§ **What you should do**: From the entries that follow, work out how many lines contain "utilisation". Write the number only.

§ **Data**:
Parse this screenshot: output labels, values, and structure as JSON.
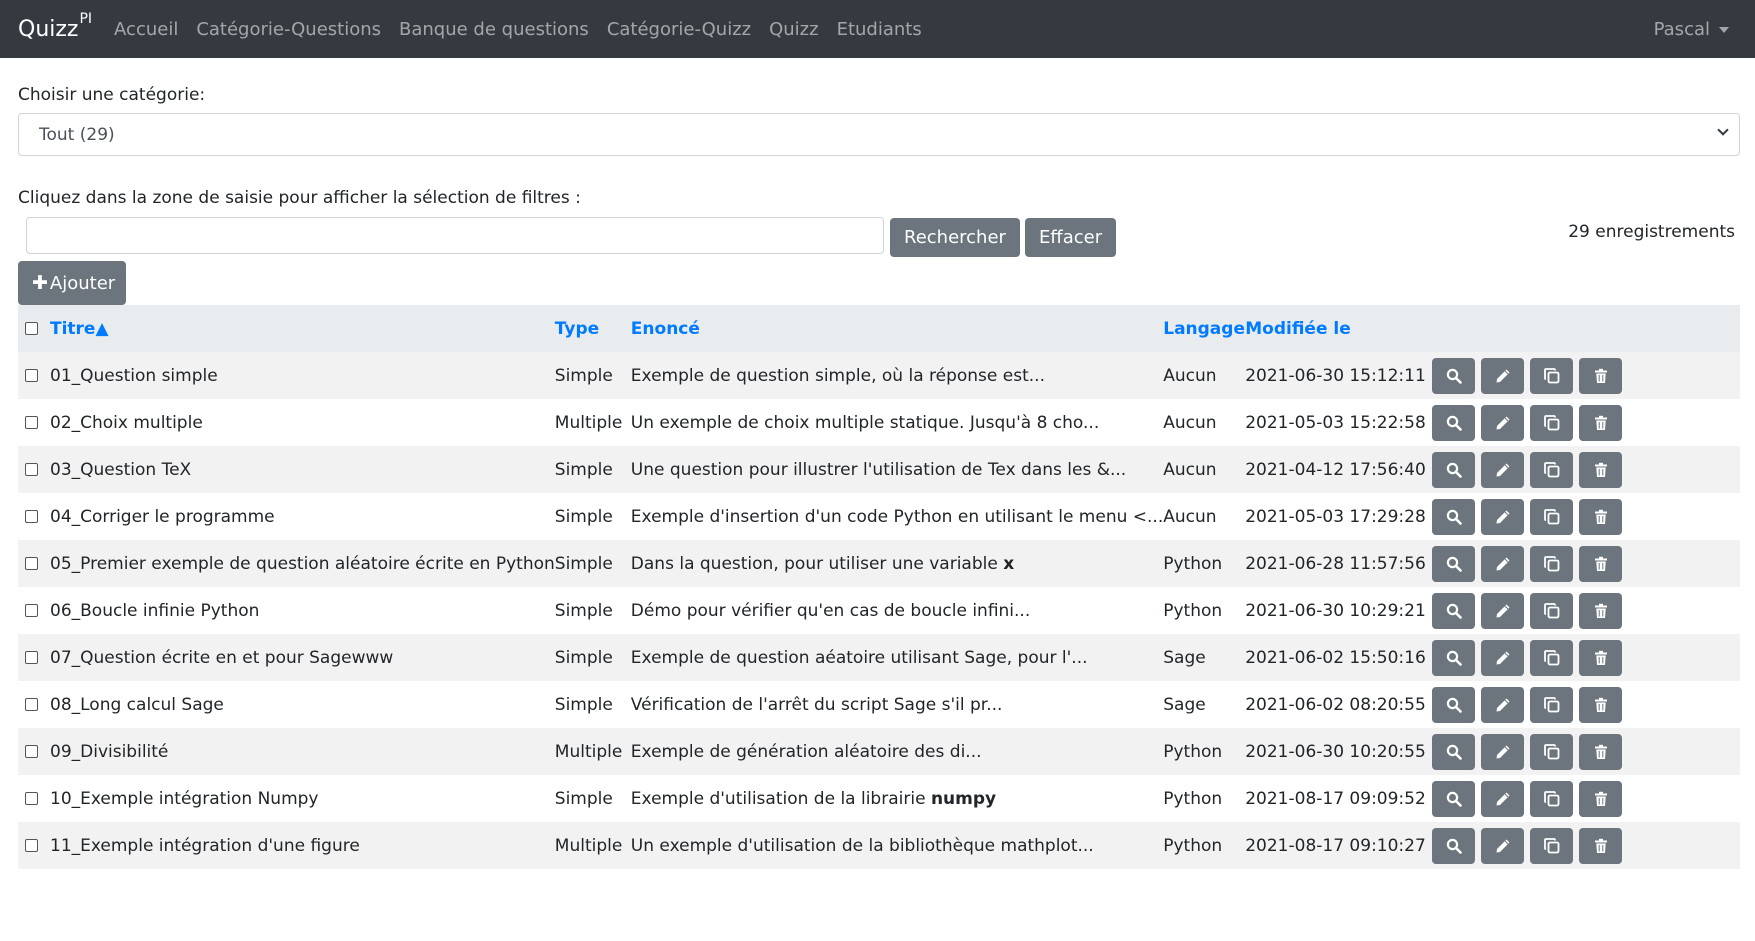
{
  "navbar": {
    "brand": "Quizz",
    "brand_sup": "PI",
    "items": [
      "Accueil",
      "Catégorie-Questions",
      "Banque de questions",
      "Catégorie-Quizz",
      "Quizz",
      "Etudiants"
    ],
    "user": "Pascal"
  },
  "category": {
    "label": "Choisir une catégorie:",
    "selected": "Tout (29)"
  },
  "filter": {
    "label": "Cliquez dans la zone de saisie pour afficher la sélection de filtres :",
    "input_value": "",
    "search_label": "Rechercher",
    "clear_label": "Effacer",
    "count": "29 enregistrements"
  },
  "add_button": "Ajouter",
  "table": {
    "headers": {
      "title": "Titre▲",
      "type": "Type",
      "enonce": "Enoncé",
      "lang": "Langage",
      "modified": "Modifiée le"
    },
    "rows": [
      {
        "title": "01_Question simple",
        "type": "Simple",
        "enonce": "Exemple de question simple, où la réponse est...",
        "enonce_bold": "",
        "lang": "Aucun",
        "modified": "2021-06-30 15:12:11"
      },
      {
        "title": "02_Choix multiple",
        "type": "Multiple",
        "enonce": "Un exemple de choix multiple statique. Jusqu'à 8 cho...",
        "enonce_bold": "",
        "lang": "Aucun",
        "modified": "2021-05-03 15:22:58"
      },
      {
        "title": "03_Question TeX",
        "type": "Simple",
        "enonce": "Une question pour illustrer l'utilisation de Tex dans les &...",
        "enonce_bold": "",
        "lang": "Aucun",
        "modified": "2021-04-12 17:56:40"
      },
      {
        "title": "04_Corriger le programme",
        "type": "Simple",
        "enonce": "Exemple d'insertion d'un code Python en utilisant le menu <...",
        "enonce_bold": "",
        "lang": "Aucun",
        "modified": "2021-05-03 17:29:28"
      },
      {
        "title": "05_Premier exemple de question aléatoire écrite en Python",
        "type": "Simple",
        "enonce": "Dans la question, pour utiliser une variable ",
        "enonce_bold": "x",
        "lang": "Python",
        "modified": "2021-06-28 11:57:56"
      },
      {
        "title": "06_Boucle infinie Python",
        "type": "Simple",
        "enonce": "Démo pour vérifier qu'en cas de boucle infini...",
        "enonce_bold": "",
        "lang": "Python",
        "modified": "2021-06-30 10:29:21"
      },
      {
        "title": "07_Question écrite en et pour Sagewww",
        "type": "Simple",
        "enonce": "Exemple de question aéatoire utilisant Sage, pour l'...",
        "enonce_bold": "",
        "lang": "Sage",
        "modified": "2021-06-02 15:50:16"
      },
      {
        "title": "08_Long calcul Sage",
        "type": "Simple",
        "enonce": "Vérification de l'arrêt du script Sage s'il pr...",
        "enonce_bold": "",
        "lang": "Sage",
        "modified": "2021-06-02 08:20:55"
      },
      {
        "title": "09_Divisibilité",
        "type": "Multiple",
        "enonce": "Exemple de génération aléatoire des di...",
        "enonce_bold": "",
        "lang": "Python",
        "modified": "2021-06-30 10:20:55"
      },
      {
        "title": "10_Exemple intégration Numpy",
        "type": "Simple",
        "enonce": "Exemple d'utilisation de la librairie ",
        "enonce_bold": "numpy",
        "lang": "Python",
        "modified": "2021-08-17 09:09:52"
      },
      {
        "title": "11_Exemple intégration d'une figure",
        "type": "Multiple",
        "enonce": "Un exemple d'utilisation de la bibliothèque mathplot...",
        "enonce_bold": "",
        "lang": "Python",
        "modified": "2021-08-17 09:10:27"
      }
    ]
  },
  "icons": {
    "view": "search-icon",
    "edit": "pencil-icon",
    "copy": "copy-icon",
    "delete": "trash-icon"
  }
}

§ **Task output**: 3